Swansea University has been awarded a funding boost of £2.4 million to continue its development of a dementia data portal.

The Dementias Platform UK (DPUK) Data Portal – a Trusted Research Environment (TRE) – aims to be a ‘world-class data repository’ to support research into dementia.

Its goal is to ‘accelerate progress’ within the research sector through a focus on the identification of early signs of disease, and by supporting the translation of discoveries into new treatments and preventative strategies.

The platform is designed by the Population Data Science team at Swansea and its latest funding renewal is part of a multi-million-pound investment from the UK’s Medical Research Council (MRC), along with industry and third sector partners.

Providing a ‘repository and analysis environment for dementia-optimised cohort data’, the DPUK Data Portal is free to use for trusted researchers anywhere in the world. It currently offers ‘rapid online access’ to ‘multi-modal data from more than 50 population and clinical cohort studies’ and 3.5 million participants.

According to the university, the next phase of the project will include alignment with other similar international data repositories through the Alzheimer’s disease Data Initiative, as well as work in partnership with Health Data Research UK to link NHS patient electronic health records to the DPUK’s cohort data.

Professor John Gallacher, Director of DPUK and Professor of Cognitive Health at Oxford University, said of the news: “We are delighted to be able to confirm our renewed MRC funding, which means that many more scientists will have access to the technology, support and research resources needed to transform our understanding of dementia.

“Dementia is one of the biggest public health challenges facing us globally in the 21st century, and we believe DPUK’s ethos of collaboration and innovation will help engineer the breakthroughs in early detection and treatment that we urgently need.”

A new Trials Delivery Framework will also be used to enable a ‘nationwide network’ to recruit and match patients to the right studies, in partnership with NIHR’s Join Dementia Research initiative and the Scottish Brain Health Register.

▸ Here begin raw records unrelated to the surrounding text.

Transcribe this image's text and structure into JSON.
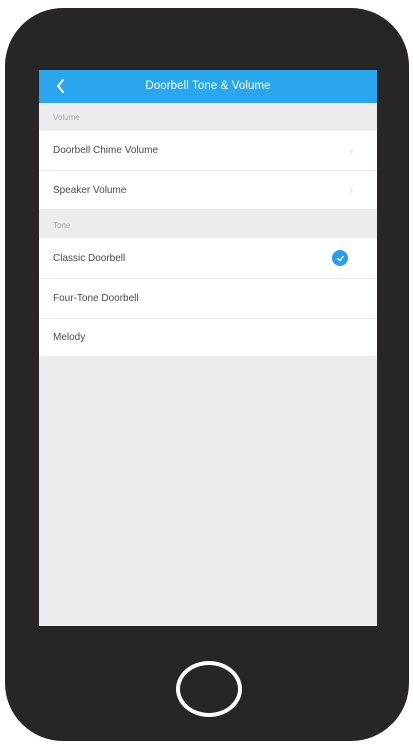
{
  "header": {
    "title": "Doorbell Tone & Volume"
  },
  "sections": {
    "volume_label": "Volume",
    "tone_label": "Tone"
  },
  "volume_rows": [
    {
      "label": "Doorbell Chime Volume"
    },
    {
      "label": "Speaker Volume"
    }
  ],
  "tone_rows": [
    {
      "label": "Classic Doorbell",
      "selected": true
    },
    {
      "label": "Four-Tone Doorbell",
      "selected": false
    },
    {
      "label": "Melody",
      "selected": false
    }
  ],
  "icons": {
    "back": "chevron-left-icon",
    "row_arrow": "chevron-right-icon",
    "selected": "check-circle-icon"
  },
  "colors": {
    "header": "#2aa6ee",
    "accent": "#2a9cf0",
    "phone_body": "#272525",
    "screen_bg": "#ececee"
  }
}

While, in association with the UK Dementia Research Institute, Alzheimer’s Research UK, and the Alzheimer’s Society, an Experimental Medicine Incubator will support research into a number of areas, including synapses loss, brain inflammation triggers, and ways to prevent vascular dementia.

In other data news, the UK Health Data Alliance recently published its principles and best practices for forming Trusted Research Environments (TRE), while Scotland also revealed its plans for a new national data strategy, with a remit to identify priorities for improvement and collaborative working, sharing of best practice, and embedding new ways of working.